but we will learn more about how to identify wild mint in an upcoming newsletter.

Peppermint is the most popular type of mint. It, along with field or wild mint have grown wild in North America and Europe since the 17th century.
Other popular mint types are pennyroyal (which should be avoided if you are pregnant!) and spearmint.

History & Folklore - Roman and Greek Mythology:
“Mints are held sacred to the diety Minthe, once a lover of the god Pluto. … [They were] anciently an honored herbe, considered worthy of use as payment to the Pharisees, and used by the Romans to crown themselves at great celebrations.” - Paul Beyerl

The name “Mentha” or “mint” actually came from the diety Minthe that Beyerl was talking about. According to Greek mythology, Minthe used to be a distractingly beautiful wood nymph. She caught the eye of Pluto and his wife Persephone was so jealous of the attention Pluto gave Minthe that she turned her into a plant. Pluto wanted to change her back but could not reverse his wife’s spell, so instead he was able to make her smell nice so that she would never go unnoticed. How kind!

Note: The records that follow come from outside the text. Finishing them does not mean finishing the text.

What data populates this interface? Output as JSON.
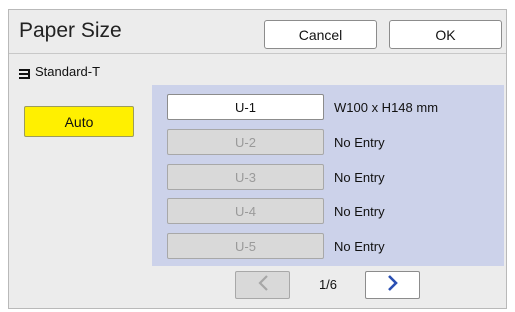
{
  "header": {
    "title": "Paper Size",
    "cancel_label": "Cancel",
    "ok_label": "OK"
  },
  "tray": {
    "icon": "paper-stack-icon",
    "label": "Standard-T"
  },
  "auto_button": {
    "label": "Auto",
    "color": "#fff000"
  },
  "sizes": [
    {
      "label": "U-1",
      "desc": "W100 x H148 mm",
      "enabled": true
    },
    {
      "label": "U-2",
      "desc": "No Entry",
      "enabled": false
    },
    {
      "label": "U-3",
      "desc": "No Entry",
      "enabled": false
    },
    {
      "label": "U-4",
      "desc": "No Entry",
      "enabled": false
    },
    {
      "label": "U-5",
      "desc": "No Entry",
      "enabled": false
    }
  ],
  "pager": {
    "indicator": "1/6",
    "prev_icon": "chevron-left-icon",
    "next_icon": "chevron-right-icon",
    "prev_enabled": false,
    "next_enabled": true,
    "accent": "#2a4fb3"
  },
  "colors": {
    "list_panel": "#ccd2ea"
  }
}
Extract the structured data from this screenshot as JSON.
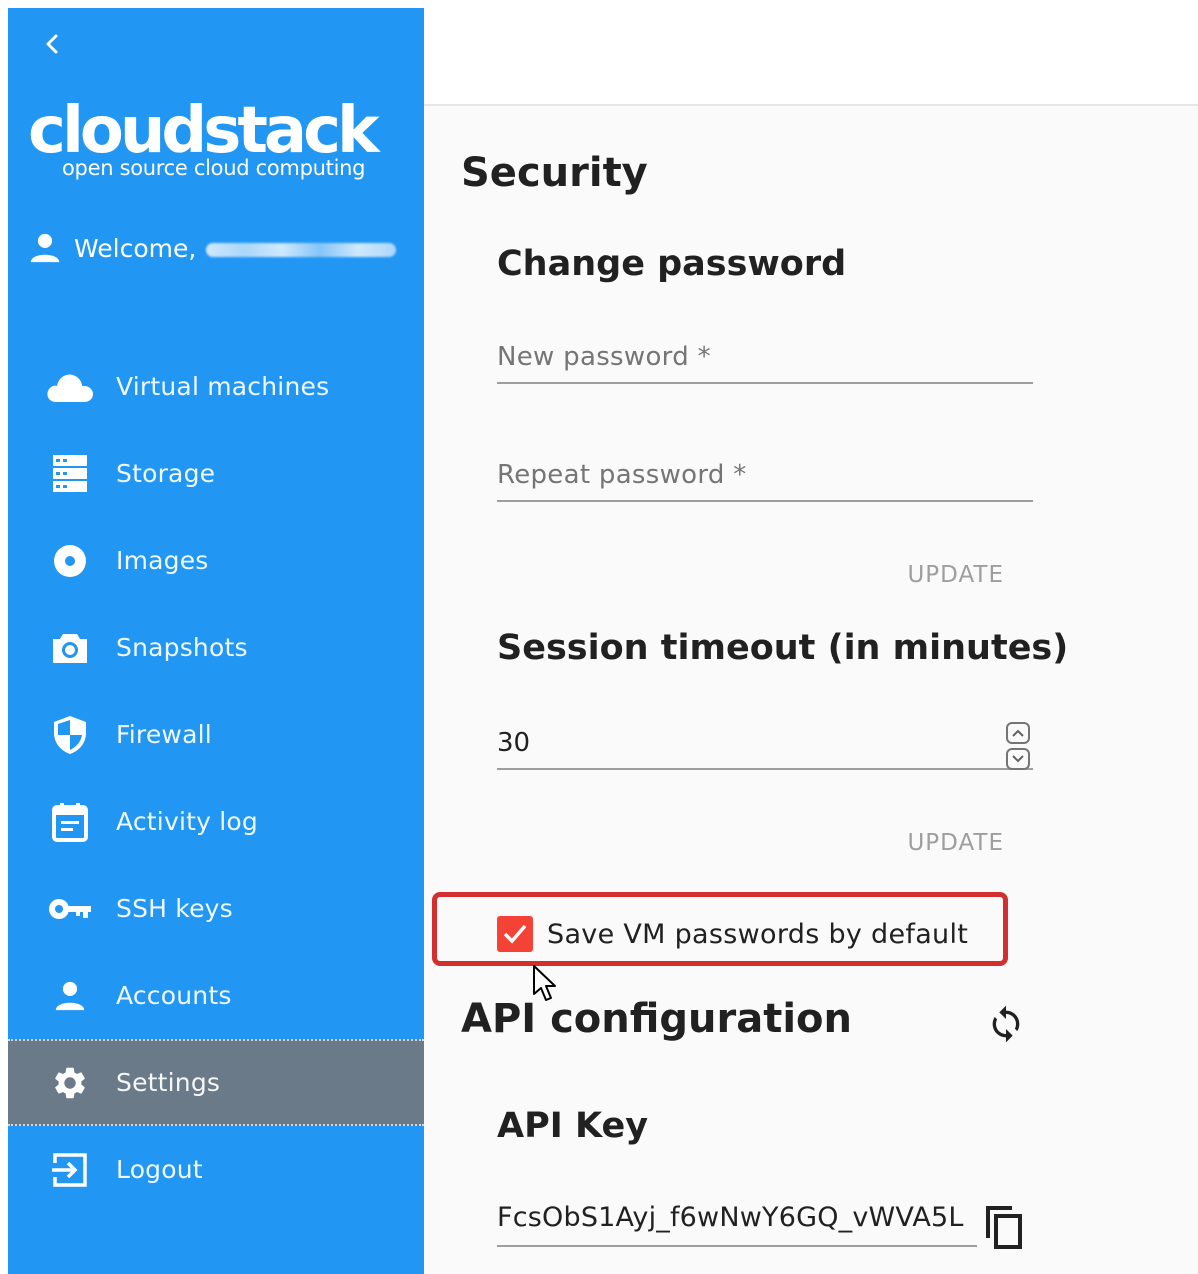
{
  "sidebar": {
    "logo": {
      "main": "cloudstack",
      "sub": "open source cloud computing"
    },
    "welcome_prefix": "Welcome,",
    "items": [
      {
        "label": "Virtual machines",
        "icon": "cloud-icon"
      },
      {
        "label": "Storage",
        "icon": "storage-icon"
      },
      {
        "label": "Images",
        "icon": "disc-icon"
      },
      {
        "label": "Snapshots",
        "icon": "camera-icon"
      },
      {
        "label": "Firewall",
        "icon": "shield-icon"
      },
      {
        "label": "Activity log",
        "icon": "calendar-icon"
      },
      {
        "label": "SSH keys",
        "icon": "key-icon"
      },
      {
        "label": "Accounts",
        "icon": "person-icon"
      },
      {
        "label": "Settings",
        "icon": "gear-icon",
        "active": true
      },
      {
        "label": "Logout",
        "icon": "logout-icon"
      }
    ]
  },
  "security": {
    "title": "Security",
    "change_password": {
      "title": "Change password",
      "new_password_placeholder": "New password *",
      "repeat_password_placeholder": "Repeat password *",
      "update_label": "UPDATE"
    },
    "session_timeout": {
      "title": "Session timeout (in minutes)",
      "value": "30",
      "update_label": "UPDATE"
    },
    "save_vm_passwords": {
      "label": "Save VM passwords by default",
      "checked": true
    }
  },
  "api_configuration": {
    "title": "API configuration",
    "api_key_title": "API Key",
    "api_key_value": "FcsObS1Ayj_f6wNwY6GQ_vWVA5L"
  },
  "colors": {
    "sidebar": "#2196f3",
    "active_item": "#6a7a89",
    "checkbox": "#f44336",
    "highlight": "#d32f2f"
  }
}
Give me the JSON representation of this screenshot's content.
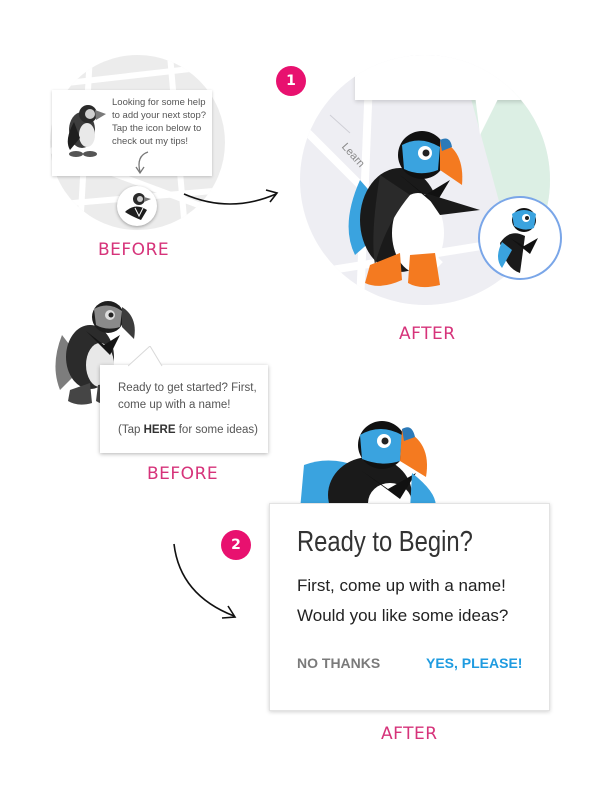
{
  "top_before": {
    "tip_lines": [
      "Looking for some help",
      "to add your next stop?",
      "Tap the icon below to",
      "check out my tips!"
    ],
    "caption": "BEFORE"
  },
  "top_after": {
    "badge": "1",
    "map_street": "Learn",
    "caption": "AFTER"
  },
  "bottom_before": {
    "tip_line1": "Ready to get started? First,",
    "tip_line2": "come up with a name!",
    "tip_prefix": "(Tap ",
    "tip_bold": "HERE",
    "tip_suffix": " for some ideas)",
    "caption": "BEFORE"
  },
  "bottom_after": {
    "badge": "2",
    "dialog": {
      "title": "Ready to Begin?",
      "line1": "First, come up with a name!",
      "line2": "Would you like some ideas?",
      "negative": "NO THANKS",
      "positive": "YES, PLEASE!"
    },
    "caption": "AFTER"
  },
  "colors": {
    "caption": "#d6337a",
    "badge": "#e8116f",
    "puffin_blue": "#3aa3df",
    "beak_orange": "#f47a20",
    "positive_button": "#1e9be0"
  }
}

Mint also became a symbol of hospitality in mythological Greece. The gods Zeus and Hermes were travelling and were only greeted by one old couple in a village they were visiting and ignored by everyone else. The couple invited the two into their home and offered them a meal. Before serving the meal, they rubbed their table down with fresh mint to clean it. They liked it so much they brought the sentiment back with them and associated the smell with their hospitality.

Other minty facts:
- After Gladiatorial events, Romans used to honour their victors by covering the streets with spearmint leaves
- Both Romans and Greeks used to wear wreathes made of mint for scholarly events as the mint’s properties improved their mental clarity and alertness.

Where Soothsayer uses mint:
Energy mist uses essential oils of citrus fruits and peppermint to help you wake up in the morning and stay up in the afternoon!

If you have any questions about the use of Mint in herbal medicine (or questions about anything, really!) Hit the comment button and I'd love to have a discussion with you!

I hope you all enjoyed the first Soothsayer Herbal School session! If you know of a friend who would love to learn about this stuff, forward this link to them or send them the newsletter sign up link! Next week’s session - the topical uses of mint. (You’ll want to read this one if you have migraine issues!)

With love,